The overall activity of their students, including whether they'd linked their College Board account, and whether they were keeping up with their practice schedule.
Pressing the "View details and browse lessons" CTA for a specific skill area opens a modal that contains instructional material and a more detailed breakdown of student levels:
From the student table in the main dashboard, teachers are able to get a detailed view of what the student has been working on and also review how they answered questions.
We required that students opt-in to sharing their SAT practice information with their teachers, and we do not share the students' actual PSAT or SAT results with their teachers, only their practice test scores.
Even for practice test scores, we put additional messaging around this information, emphasizing that these scores should not be used for grading.
We specifically limited the reporting to covering the two most recent weeks because we wanted the tools to be used as a way for teachers to check that their students are practicing rather than to be used for grading purposes of some kind, for example if the teacher's class was specifically an SAT prep course.
Official SAT Practice has been Khan Academy's most successful product to date. It is a key offering for our new district product. It also opened a business opportunity for us to expand beyond the SAT and design a generalized test prep system, which I led the research and initial product development for. The generalized system is now used for our LSAT and Praxis (a teacher credential test) prep products.

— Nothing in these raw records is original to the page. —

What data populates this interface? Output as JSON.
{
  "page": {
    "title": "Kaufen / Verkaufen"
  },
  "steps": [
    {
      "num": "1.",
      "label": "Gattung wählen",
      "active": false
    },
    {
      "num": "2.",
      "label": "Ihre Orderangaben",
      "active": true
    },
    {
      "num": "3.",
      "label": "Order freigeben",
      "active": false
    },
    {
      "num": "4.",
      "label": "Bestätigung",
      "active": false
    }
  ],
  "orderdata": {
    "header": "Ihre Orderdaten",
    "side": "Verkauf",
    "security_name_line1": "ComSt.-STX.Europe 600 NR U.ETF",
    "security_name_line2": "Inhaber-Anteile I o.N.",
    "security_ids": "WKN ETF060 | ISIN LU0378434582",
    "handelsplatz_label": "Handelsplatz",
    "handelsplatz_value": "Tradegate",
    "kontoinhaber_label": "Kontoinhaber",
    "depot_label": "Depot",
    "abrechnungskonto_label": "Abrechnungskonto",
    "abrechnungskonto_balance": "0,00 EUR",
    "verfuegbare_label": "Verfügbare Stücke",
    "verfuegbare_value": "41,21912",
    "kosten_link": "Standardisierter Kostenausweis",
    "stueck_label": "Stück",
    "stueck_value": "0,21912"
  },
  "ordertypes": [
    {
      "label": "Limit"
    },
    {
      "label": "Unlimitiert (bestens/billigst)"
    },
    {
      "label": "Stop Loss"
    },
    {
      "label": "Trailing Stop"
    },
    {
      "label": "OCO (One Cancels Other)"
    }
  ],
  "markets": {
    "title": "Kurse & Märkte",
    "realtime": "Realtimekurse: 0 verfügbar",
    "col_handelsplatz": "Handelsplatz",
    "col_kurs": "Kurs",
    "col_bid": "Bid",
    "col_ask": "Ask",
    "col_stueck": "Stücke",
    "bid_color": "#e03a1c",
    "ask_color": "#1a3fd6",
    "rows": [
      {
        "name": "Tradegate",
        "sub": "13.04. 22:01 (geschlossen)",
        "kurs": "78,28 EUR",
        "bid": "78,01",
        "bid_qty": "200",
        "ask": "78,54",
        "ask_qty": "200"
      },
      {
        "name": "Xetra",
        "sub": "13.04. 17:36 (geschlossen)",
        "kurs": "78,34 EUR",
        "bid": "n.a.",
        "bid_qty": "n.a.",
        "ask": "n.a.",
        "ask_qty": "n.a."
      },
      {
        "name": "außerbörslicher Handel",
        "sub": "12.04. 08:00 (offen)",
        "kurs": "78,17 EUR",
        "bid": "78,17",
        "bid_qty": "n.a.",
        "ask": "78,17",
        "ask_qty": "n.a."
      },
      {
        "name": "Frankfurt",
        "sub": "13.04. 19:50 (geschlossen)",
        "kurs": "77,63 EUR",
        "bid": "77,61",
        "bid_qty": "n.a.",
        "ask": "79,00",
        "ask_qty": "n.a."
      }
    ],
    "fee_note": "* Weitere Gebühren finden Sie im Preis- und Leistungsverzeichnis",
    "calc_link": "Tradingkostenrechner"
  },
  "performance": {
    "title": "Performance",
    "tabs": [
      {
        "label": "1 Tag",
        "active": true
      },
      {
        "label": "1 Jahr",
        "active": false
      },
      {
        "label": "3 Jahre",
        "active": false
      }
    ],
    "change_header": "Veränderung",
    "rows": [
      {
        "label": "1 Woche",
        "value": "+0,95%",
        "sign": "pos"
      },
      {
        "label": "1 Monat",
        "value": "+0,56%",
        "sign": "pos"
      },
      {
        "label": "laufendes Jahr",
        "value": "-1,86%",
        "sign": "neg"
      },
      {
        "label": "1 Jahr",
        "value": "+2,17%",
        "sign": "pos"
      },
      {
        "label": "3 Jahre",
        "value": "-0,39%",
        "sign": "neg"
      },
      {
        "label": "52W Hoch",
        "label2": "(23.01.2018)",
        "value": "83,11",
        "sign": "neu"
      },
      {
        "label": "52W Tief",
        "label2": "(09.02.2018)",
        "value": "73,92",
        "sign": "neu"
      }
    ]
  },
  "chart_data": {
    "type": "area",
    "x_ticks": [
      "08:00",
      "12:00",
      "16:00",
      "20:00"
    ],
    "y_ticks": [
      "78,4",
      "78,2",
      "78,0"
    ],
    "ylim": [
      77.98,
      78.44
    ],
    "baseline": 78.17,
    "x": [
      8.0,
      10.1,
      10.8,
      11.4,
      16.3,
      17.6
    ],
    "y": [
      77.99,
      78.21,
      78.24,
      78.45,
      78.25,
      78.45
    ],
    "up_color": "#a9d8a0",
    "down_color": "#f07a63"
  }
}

I'll put in a little plug for the product here—if you know someone who has a high school junior, be sure to tell them about Official SAT Practice. It's free and personalized to them. It's the best way to study for the SAT, so don't miss out.